- Small offset spatula to smooth the cake drip on top of the cake
- Candy melts + few tablespoons of heavy cream for cake drip (recipe below) – I used Wilton’s Bright White candy melts
- Large pearlized sprinkles (I used white ‘sixlets’ from Hobby Lobby, but these are available online) and small sugar pearls (I used white and pink)
- this is optional, but I added a bit of white sparkling sugar to the cake drip for a bit of sparkle and texture
- few drops of pink + purple food color (I used liquid colors to get a light pastel shade)
- Small piping bag & tip(s) – this set has been one of my favorites!
- few silk flowers – I used flowers from Hobby Lobby, but plenty are available online! I used a few white roses, mini carnations that I sprayed silver with edible spray, and a bit of baby’s breath!
Once your cakes are cool, level them (if needed/desired). This can be done with a cake leveler or a large serrated knife and a ruler.
Place a smear of frosting on your cake circle (to keep the cake from sliding while you decorate it) and center your first cake layer in the center of the circle.
Spread the first layer with frosting. Add your next cake layer on top, and repeat the process with your remaining cake layers.
Now you're ready to crumb-coat. If you're unfamiliar with crumb-coating, it's just what it sounds like – spreading a thin layer of frosting over the entire outside of the cake to keep crumbs out of your final layer.
Once your crumb coat has set (this takes about 5-10 minutes in the fridge), add your final layer of frosting and smooth. I like to use an offset spatula and bench scraper for this part, and I made the frosting layer thin enough to let the cake layers show through a bit for a ‘semi-naked’ cake style.
Once your cake is covered, place it into the fridge or freezer to set the frosting.
This is a great time to 1) color your frosting if you’d like to use any colors to decorate, and 2) make your candy melt drip(s)!
Candy Melt Drip:
- 6 oz white candy melts (I use the Wilton brand Bright White)
- 3 ¾ Tablespoons heavy whipping cream (the brand I usually use comes from Costco and is incredibly thick; you may need a bit less depending on the thickness of your heavy cream!)
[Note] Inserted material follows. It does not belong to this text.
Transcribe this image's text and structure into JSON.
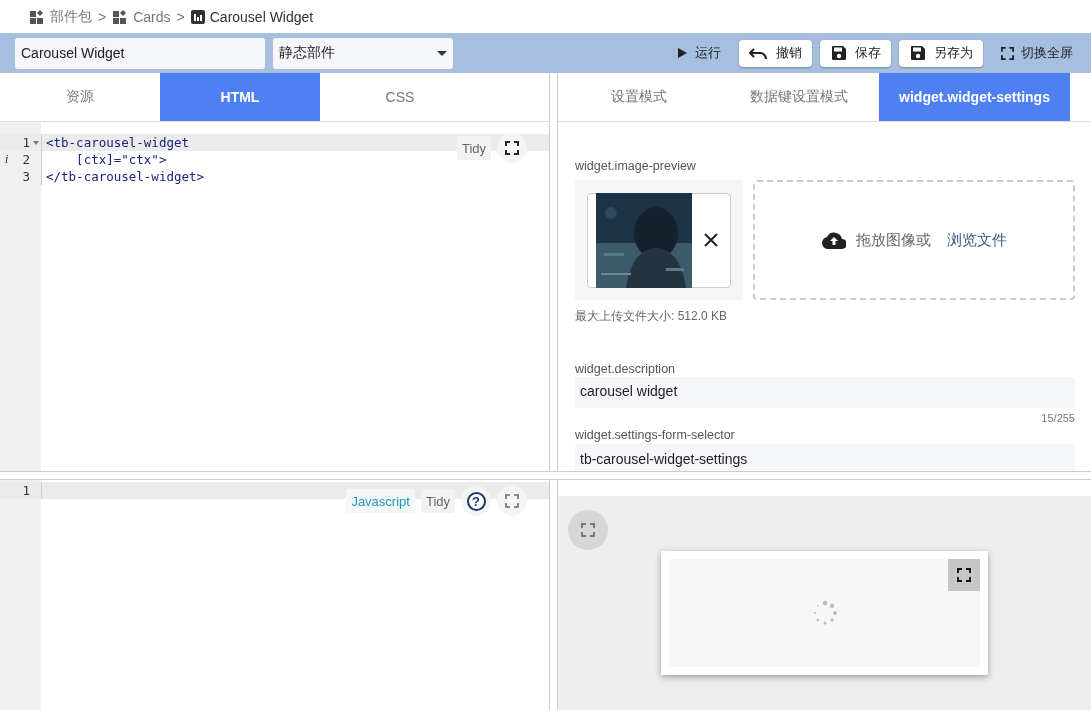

(This recipe is very similar to my favorite white chocolate ganache recipe – you’re basically using candy melts instead of white chocolate to make a very similar drip ganache. I prefer this drip when I want bright colors that aren’t tinted yellow from the white chocolate!)
Place heavy cream and candy melts in a microwave-safe bowl, and microwave on 50% power in 30-second intervals until smooth, stirring in between.
When your candy melt mix has cooled to a moderate temperature – it should feel slightly warm and still be fairly liquid – transfer it to a squeeze bottle or piping or small ziplock bag – or get your spoon ready!
Slowly drizzle candy melt ganache around the upper edge of your cake, pausing every inch or so to let more fall in a drip down the side of the cake. Pour some of the remaining candy melt mix over the cake, and smooth any gaps or bumpy spots with a small offset spatula.
If you’d like to add some sparkling sugar to a few of the drips, do it now before they set completely – smear a bit of butter or Crisco on your finger so the sugar will stick, then carefully press the sugar into the drips. Add a sprinkle over the top of the cake as well, if you’d like. Place the cake into the refrigerator to set the drips!
Place your cake topper on the cake – I set mine off-center just a bit to make more room for the flowers I wanted to add!
When I add flowers to a cake I usually start with the largest ones and then arrange the smaller ones around them – up to you! Add flowers to your liking, pipe small bits of frosting on for texture and a bit of accent color, and a sprinkle of large and small sugar pearls over the top of the cake.
– and you’re done! Enjoy the celebration!